    command. Flag -f=${TIMESTAMP?} means: list entries on or after $TIMESTAMP.

Making --add work automatically


    If your shell is bash, edit your ~/.profile (or ~/.bashrc) and put in:

    function preprompt() {
       his --add -- "$(history 1)"
    export HISTTIMEFORMAT="[%Y-%m-%d %H:%M:%S %z] "

    What this does, is instruct bash that there is a $PREPROMPT_COMMAND to run,
    which is in this case a bash function preprompt. That function runs his
    --add. The lone flag -- makes sure that his doesn't consider the remainder
    as flags; ie. whatever is in "$(history 1)". The statement "$(history 1)"
    will ask bash to evaluate this as the last command.

    You can of course put more stuff in the preprompt function; anything
    that bash should run for you before displaying the next prompt.

    Et voila, your commands are saved into a sqlite database called


    For tcsh users, edit your ~/.cshrc and put in:

      alias precmd 'his --multi-args --add --format=3 `date +%s` $_'

    tcsh will happily run the precmd alias before displaying the next prompt.
    In this case, this is an invoction to 'his --add' using addition format 3
    (try 'his --list-formats' to see what that is). The information to add is
    the UTC timestamp in seconds and the previous command ($_).


Welcome to his 1.00, a CLI history tracker and finder of old invocations.
Copyright (c) Karel Kubat . 2017ff. Distributed under GNU GPLV3.
See for more info. Use his as follows:

his [--flags] [ARGS]

  Displays history having ARGS or the last entered ones. Use 'what' to exactly
  match, or 'what%' to match anything starting with what, or '%what' for
  anything ending in what, or '%what%' for whatever has what in it, or '__at'
  for anything that is 4 characters long and ends with at.

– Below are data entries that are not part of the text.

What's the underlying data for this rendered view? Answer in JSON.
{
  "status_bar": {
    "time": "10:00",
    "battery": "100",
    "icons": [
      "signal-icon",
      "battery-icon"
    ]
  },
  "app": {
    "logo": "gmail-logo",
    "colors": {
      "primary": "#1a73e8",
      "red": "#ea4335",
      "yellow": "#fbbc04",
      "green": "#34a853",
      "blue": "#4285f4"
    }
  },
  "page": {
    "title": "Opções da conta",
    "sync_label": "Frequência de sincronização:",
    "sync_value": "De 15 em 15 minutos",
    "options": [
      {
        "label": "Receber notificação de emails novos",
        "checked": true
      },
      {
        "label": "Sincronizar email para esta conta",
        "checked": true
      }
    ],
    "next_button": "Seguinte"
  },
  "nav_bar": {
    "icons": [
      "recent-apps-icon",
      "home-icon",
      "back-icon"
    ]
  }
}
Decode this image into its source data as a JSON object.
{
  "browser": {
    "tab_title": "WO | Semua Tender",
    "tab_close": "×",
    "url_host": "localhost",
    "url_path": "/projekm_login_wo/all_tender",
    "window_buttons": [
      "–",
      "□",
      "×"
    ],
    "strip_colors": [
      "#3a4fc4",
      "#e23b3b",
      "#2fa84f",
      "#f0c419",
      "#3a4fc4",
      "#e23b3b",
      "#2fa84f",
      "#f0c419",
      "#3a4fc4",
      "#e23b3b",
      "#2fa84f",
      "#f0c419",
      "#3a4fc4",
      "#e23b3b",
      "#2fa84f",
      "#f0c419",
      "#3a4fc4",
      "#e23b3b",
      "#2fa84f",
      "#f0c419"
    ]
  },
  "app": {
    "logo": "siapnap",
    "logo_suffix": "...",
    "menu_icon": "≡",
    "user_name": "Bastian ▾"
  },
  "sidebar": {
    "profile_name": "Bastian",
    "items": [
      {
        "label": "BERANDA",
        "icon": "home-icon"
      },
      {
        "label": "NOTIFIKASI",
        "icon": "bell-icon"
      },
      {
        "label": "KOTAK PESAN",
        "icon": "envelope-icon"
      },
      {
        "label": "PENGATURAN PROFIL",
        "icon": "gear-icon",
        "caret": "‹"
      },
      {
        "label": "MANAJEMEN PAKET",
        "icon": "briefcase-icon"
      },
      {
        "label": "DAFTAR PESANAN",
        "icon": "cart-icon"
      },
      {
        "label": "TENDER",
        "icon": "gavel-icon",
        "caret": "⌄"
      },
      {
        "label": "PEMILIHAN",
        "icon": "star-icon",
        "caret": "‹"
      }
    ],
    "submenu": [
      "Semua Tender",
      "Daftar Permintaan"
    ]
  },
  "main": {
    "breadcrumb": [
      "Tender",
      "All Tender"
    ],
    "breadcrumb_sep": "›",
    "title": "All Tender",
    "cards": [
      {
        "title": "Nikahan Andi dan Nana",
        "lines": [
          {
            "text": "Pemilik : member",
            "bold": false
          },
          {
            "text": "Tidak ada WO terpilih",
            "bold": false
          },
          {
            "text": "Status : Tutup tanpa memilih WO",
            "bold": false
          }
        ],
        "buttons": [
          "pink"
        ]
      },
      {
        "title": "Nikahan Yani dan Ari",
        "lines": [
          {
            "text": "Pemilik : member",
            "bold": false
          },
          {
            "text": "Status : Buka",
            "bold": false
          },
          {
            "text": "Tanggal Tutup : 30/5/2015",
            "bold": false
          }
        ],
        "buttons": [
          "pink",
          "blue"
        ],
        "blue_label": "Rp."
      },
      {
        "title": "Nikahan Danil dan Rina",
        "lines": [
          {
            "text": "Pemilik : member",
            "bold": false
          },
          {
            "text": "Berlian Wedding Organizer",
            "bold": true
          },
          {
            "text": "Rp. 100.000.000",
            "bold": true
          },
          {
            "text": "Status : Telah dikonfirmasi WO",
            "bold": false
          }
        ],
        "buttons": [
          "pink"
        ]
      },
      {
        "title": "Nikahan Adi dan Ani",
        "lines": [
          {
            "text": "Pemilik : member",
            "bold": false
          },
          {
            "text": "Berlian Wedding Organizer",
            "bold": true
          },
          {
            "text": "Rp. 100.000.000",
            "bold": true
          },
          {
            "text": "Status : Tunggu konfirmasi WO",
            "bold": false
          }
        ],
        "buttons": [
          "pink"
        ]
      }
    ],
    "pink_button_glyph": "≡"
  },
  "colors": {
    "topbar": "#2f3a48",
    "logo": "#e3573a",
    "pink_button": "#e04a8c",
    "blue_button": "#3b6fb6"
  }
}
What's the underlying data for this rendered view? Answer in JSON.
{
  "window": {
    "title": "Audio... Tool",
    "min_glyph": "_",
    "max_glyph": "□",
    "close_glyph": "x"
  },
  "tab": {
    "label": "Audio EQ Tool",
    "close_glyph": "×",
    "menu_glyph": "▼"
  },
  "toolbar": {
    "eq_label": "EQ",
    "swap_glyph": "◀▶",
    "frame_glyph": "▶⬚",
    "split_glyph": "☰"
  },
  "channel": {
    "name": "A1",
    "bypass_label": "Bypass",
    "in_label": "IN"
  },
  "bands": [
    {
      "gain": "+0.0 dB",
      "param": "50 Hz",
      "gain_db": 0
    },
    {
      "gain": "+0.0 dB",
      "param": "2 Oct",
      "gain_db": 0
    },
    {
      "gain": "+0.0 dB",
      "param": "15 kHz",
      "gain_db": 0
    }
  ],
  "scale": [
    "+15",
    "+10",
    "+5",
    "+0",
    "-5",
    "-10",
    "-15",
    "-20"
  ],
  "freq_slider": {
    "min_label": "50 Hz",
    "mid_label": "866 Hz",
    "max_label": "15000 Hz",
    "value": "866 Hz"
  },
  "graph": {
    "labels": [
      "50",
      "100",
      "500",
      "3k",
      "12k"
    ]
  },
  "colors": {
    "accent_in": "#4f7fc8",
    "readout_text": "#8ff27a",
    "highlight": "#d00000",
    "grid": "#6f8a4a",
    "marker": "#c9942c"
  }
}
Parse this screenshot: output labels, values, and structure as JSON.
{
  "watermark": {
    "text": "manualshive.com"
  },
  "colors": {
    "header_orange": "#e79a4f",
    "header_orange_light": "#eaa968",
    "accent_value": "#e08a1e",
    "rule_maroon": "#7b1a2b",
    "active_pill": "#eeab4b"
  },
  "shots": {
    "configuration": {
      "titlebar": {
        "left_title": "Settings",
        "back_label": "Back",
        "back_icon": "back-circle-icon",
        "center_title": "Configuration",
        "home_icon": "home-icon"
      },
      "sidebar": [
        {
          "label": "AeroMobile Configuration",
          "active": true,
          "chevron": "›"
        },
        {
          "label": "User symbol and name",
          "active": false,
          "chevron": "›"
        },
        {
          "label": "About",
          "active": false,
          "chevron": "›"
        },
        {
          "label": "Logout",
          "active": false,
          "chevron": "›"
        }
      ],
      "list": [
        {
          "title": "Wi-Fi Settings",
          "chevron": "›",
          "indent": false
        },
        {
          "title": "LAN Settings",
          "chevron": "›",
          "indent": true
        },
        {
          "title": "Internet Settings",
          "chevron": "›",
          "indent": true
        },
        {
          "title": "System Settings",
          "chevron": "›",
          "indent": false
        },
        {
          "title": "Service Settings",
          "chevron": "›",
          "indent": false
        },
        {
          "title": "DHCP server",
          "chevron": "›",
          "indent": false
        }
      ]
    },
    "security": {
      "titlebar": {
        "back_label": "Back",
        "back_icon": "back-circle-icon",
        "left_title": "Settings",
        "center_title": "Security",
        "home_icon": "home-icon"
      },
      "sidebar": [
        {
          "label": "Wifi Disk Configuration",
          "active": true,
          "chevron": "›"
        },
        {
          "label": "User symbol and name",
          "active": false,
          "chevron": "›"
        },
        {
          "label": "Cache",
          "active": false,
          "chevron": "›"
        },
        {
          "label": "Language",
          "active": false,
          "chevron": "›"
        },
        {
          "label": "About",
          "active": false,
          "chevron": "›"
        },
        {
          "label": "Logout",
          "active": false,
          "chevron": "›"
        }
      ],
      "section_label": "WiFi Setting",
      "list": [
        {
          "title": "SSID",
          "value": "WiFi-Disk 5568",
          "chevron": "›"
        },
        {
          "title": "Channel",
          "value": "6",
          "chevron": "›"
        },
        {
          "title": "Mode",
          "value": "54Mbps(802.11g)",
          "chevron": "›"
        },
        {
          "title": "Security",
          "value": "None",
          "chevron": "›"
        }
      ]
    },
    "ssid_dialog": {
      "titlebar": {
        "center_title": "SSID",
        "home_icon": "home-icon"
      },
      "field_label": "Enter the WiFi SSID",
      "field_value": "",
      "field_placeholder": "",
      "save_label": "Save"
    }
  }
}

  Use flags --first=FROM and --last=TO if you want to time-limit.
  Use flag  --count=NR to limit the displayed entries, default is 20 last.
  Use flag  --utc to output timestams relative to GMT, default is local.

his [--flags] -a,--add LINE
  Adds LINE to the history, see --list-formats for the supported parsing
  formats of LINE and --format=X to select a format.

his [--flags] -i,--import
  Import from stdin in the same format as a listing. Flags --first=FROM and
  --last=TO can be used to limit what to import. Implies --format=2.
  Add flag --utc if the list to import was generated with --utc (recommended).

his [--flags] -p,--purge
  Remove entries from the database. Flags -f,--first and -l,--last must be
  given to avoid mistakenly removing everything.

his -R
  Shows the README and stops.

Supported general flags:
  -d,--db=DB        : Sets Sqlite3 database path, default is $HOME/.his.db
  -f,--first=STAMP  : Limits exports and searches to later or equal to STAMP,
                      with STAMP having the format: YYYY-MM-DD/HH:MM:SS
  -F,--format=FMT   : Sets the format for parsing during --add
  -l,--last=STAMP   : Limits exports and searches to earlier or equal to STAMP
  -L,--list-formats : Shows available parsing formats and stops
  -m,--multi-args   : During --add, LINE is assumed to to have all args
                      separately (as in ls -Flag). Default is all in one string
                      (as in 'ls -Flag').
  -u,--utc          : Timestamps in listed output or imported input are assumed
                      UTC (default: local time)
  -v,--verbose      : Increases verbosity
  -h,-?,--help      : Shows this text and stops
  --                : Stops parsing flags. Very useful in
                        his --add -- $WHATEVER
                      (when WHATEVER starts with a --flag)